# EXERCISE DESCRIPTION
Once the images are set aside, write out the rest of the records exactly.

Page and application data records
--- START ---

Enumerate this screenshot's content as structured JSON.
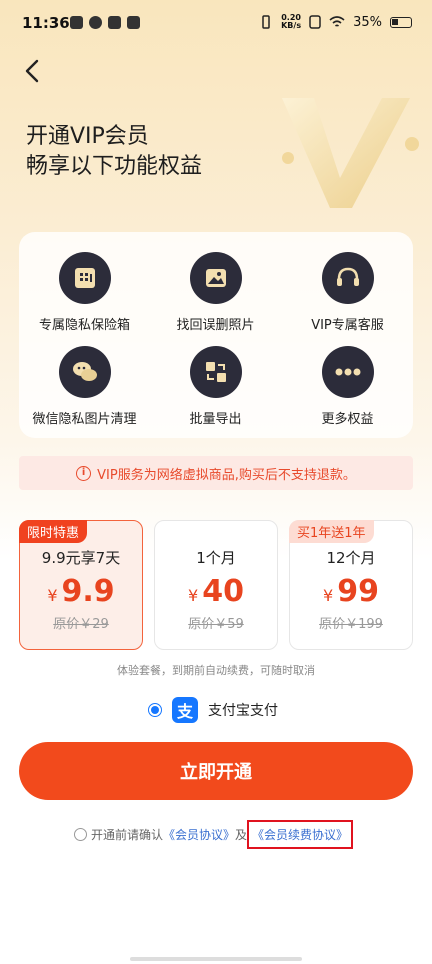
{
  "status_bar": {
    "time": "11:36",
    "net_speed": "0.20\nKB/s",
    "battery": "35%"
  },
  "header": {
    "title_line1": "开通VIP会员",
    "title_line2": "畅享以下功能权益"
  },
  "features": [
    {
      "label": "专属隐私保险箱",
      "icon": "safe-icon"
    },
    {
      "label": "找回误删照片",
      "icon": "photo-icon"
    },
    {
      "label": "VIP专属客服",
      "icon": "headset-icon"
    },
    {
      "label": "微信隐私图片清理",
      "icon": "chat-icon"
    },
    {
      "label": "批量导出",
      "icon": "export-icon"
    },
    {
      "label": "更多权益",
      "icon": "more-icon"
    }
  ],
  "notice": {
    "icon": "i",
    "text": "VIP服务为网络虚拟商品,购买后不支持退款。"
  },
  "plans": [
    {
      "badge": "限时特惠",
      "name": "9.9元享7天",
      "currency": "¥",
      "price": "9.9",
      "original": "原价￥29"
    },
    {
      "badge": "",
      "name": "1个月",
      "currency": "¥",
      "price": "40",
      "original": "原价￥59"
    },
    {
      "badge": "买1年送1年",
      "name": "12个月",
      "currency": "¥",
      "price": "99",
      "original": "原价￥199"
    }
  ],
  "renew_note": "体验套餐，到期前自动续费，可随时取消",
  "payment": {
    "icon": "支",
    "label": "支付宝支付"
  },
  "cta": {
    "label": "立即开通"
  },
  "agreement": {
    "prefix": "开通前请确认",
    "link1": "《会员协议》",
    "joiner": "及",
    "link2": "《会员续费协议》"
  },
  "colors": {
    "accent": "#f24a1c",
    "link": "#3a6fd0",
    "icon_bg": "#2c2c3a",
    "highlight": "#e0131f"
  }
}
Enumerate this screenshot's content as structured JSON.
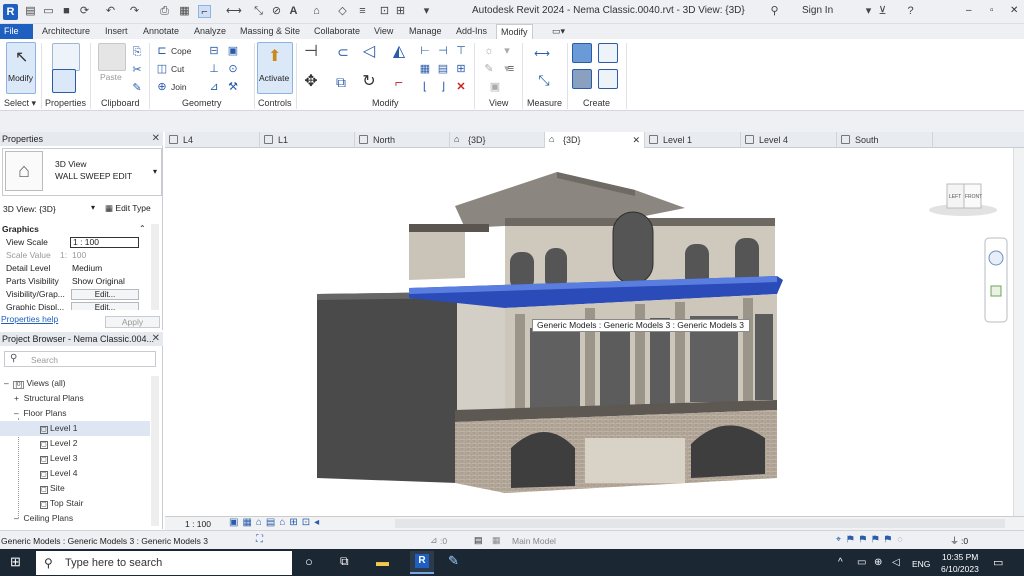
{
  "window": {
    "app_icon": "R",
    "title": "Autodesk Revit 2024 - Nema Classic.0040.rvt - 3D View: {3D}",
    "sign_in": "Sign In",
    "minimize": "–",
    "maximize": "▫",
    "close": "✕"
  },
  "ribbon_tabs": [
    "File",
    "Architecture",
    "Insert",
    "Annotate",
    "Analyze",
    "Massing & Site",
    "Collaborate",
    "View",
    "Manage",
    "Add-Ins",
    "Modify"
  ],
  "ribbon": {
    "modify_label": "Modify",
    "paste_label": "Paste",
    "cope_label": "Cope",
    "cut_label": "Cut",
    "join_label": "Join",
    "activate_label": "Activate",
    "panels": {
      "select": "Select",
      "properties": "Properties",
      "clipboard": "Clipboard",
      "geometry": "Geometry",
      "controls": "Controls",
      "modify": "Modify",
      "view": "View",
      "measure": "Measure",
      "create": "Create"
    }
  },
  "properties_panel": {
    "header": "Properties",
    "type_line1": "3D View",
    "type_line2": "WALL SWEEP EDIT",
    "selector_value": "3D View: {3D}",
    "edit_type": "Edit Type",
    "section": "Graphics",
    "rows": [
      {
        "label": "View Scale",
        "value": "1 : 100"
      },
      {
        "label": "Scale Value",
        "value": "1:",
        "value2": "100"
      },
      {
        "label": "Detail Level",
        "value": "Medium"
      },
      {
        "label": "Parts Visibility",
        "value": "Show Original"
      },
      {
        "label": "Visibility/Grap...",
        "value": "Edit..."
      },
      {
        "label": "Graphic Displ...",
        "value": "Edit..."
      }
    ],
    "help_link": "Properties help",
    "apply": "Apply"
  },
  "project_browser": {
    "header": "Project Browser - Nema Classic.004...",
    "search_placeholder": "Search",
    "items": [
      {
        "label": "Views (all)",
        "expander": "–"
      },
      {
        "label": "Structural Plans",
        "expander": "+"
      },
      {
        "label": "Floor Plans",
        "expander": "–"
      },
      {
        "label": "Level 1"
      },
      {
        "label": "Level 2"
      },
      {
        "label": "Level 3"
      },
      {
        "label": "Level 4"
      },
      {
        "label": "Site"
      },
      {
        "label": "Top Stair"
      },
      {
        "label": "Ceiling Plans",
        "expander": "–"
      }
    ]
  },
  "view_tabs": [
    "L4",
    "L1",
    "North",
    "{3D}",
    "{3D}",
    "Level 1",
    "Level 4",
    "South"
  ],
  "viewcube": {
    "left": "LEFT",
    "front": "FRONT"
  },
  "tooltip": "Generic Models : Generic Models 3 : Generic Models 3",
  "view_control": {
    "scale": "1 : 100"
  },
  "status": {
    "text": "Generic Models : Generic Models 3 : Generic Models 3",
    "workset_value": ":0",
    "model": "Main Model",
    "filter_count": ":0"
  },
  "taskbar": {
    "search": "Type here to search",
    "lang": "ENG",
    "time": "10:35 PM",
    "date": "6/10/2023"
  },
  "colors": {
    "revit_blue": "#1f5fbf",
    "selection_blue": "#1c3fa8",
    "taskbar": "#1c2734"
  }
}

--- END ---

# RESPONSE TO THIS EXERCISE
Enumerate this screenshot's content as structured JSON.
{
  "status_bar": {
    "time": "11:36",
    "net_speed": "0.20\nKB/s",
    "battery": "35%"
  },
  "header": {
    "title_line1": "开通VIP会员",
    "title_line2": "畅享以下功能权益"
  },
  "features": [
    {
      "label": "专属隐私保险箱",
      "icon": "safe-icon"
    },
    {
      "label": "找回误删照片",
      "icon": "photo-icon"
    },
    {
      "label": "VIP专属客服",
      "icon": "headset-icon"
    },
    {
      "label": "微信隐私图片清理",
      "icon": "chat-icon"
    },
    {
      "label": "批量导出",
      "icon": "export-icon"
    },
    {
      "label": "更多权益",
      "icon": "more-icon"
    }
  ],
  "notice": {
    "icon": "i",
    "text": "VIP服务为网络虚拟商品,购买后不支持退款。"
  },
  "plans": [
    {
      "badge": "限时特惠",
      "name": "9.9元享7天",
      "currency": "¥",
      "price": "9.9",
      "original": "原价￥29"
    },
    {
      "badge": "",
      "name": "1个月",
      "currency": "¥",
      "price": "40",
      "original": "原价￥59"
    },
    {
      "badge": "买1年送1年",
      "name": "12个月",
      "currency": "¥",
      "price": "99",
      "original": "原价￥199"
    }
  ],
  "renew_note": "体验套餐，到期前自动续费，可随时取消",
  "payment": {
    "icon": "支",
    "label": "支付宝支付"
  },
  "cta": {
    "label": "立即开通"
  },
  "agreement": {
    "prefix": "开通前请确认",
    "link1": "《会员协议》",
    "joiner": "及",
    "link2": "《会员续费协议》"
  },
  "colors": {
    "accent": "#f24a1c",
    "link": "#3a6fd0",
    "icon_bg": "#2c2c3a",
    "highlight": "#e0131f"
  }
}
Enumerate this screenshot's content as structured JSON.
{
  "window": {
    "app_icon": "R",
    "title": "Autodesk Revit 2024 - Nema Classic.0040.rvt - 3D View: {3D}",
    "sign_in": "Sign In",
    "minimize": "–",
    "maximize": "▫",
    "close": "✕"
  },
  "ribbon_tabs": [
    "File",
    "Architecture",
    "Insert",
    "Annotate",
    "Analyze",
    "Massing & Site",
    "Collaborate",
    "View",
    "Manage",
    "Add-Ins",
    "Modify"
  ],
  "ribbon": {
    "modify_label": "Modify",
    "paste_label": "Paste",
    "cope_label": "Cope",
    "cut_label": "Cut",
    "join_label": "Join",
    "activate_label": "Activate",
    "panels": {
      "select": "Select",
      "properties": "Properties",
      "clipboard": "Clipboard",
      "geometry": "Geometry",
      "controls": "Controls",
      "modify": "Modify",
      "view": "View",
      "measure": "Measure",
      "create": "Create"
    }
  },
  "properties_panel": {
    "header": "Properties",
    "type_line1": "3D View",
    "type_line2": "WALL SWEEP EDIT",
    "selector_value": "3D View: {3D}",
    "edit_type": "Edit Type",
    "section": "Graphics",
    "rows": [
      {
        "label": "View Scale",
        "value": "1 : 100"
      },
      {
        "label": "Scale Value",
        "value": "1:",
        "value2": "100"
      },
      {
        "label": "Detail Level",
        "value": "Medium"
      },
      {
        "label": "Parts Visibility",
        "value": "Show Original"
      },
      {
        "label": "Visibility/Grap...",
        "value": "Edit..."
      },
      {
        "label": "Graphic Displ...",
        "value": "Edit..."
      }
    ],
    "help_link": "Properties help",
    "apply": "Apply"
  },
  "project_browser": {
    "header": "Project Browser - Nema Classic.004...",
    "search_placeholder": "Search",
    "items": [
      {
        "label": "Views (all)",
        "expander": "–"
      },
      {
        "label": "Structural Plans",
        "expander": "+"
      },
      {
        "label": "Floor Plans",
        "expander": "–"
      },
      {
        "label": "Level 1"
      },
      {
        "label": "Level 2"
      },
      {
        "label": "Level 3"
      },
      {
        "label": "Level 4"
      },
      {
        "label": "Site"
      },
      {
        "label": "Top Stair"
      },
      {
        "label": "Ceiling Plans",
        "expander": "–"
      }
    ]
  },
  "view_tabs": [
    "L4",
    "L1",
    "North",
    "{3D}",
    "{3D}",
    "Level 1",
    "Level 4",
    "South"
  ],
  "viewcube": {
    "left": "LEFT",
    "front": "FRONT"
  },
  "tooltip": "Generic Models : Generic Models 3 : Generic Models 3",
  "view_control": {
    "scale": "1 : 100"
  },
  "status": {
    "text": "Generic Models : Generic Models 3 : Generic Models 3",
    "workset_value": ":0",
    "model": "Main Model",
    "filter_count": ":0"
  },
  "taskbar": {
    "search": "Type here to search",
    "lang": "ENG",
    "time": "10:35 PM",
    "date": "6/10/2023"
  },
  "colors": {
    "revit_blue": "#1f5fbf",
    "selection_blue": "#1c3fa8",
    "taskbar": "#1c2734"
  }
}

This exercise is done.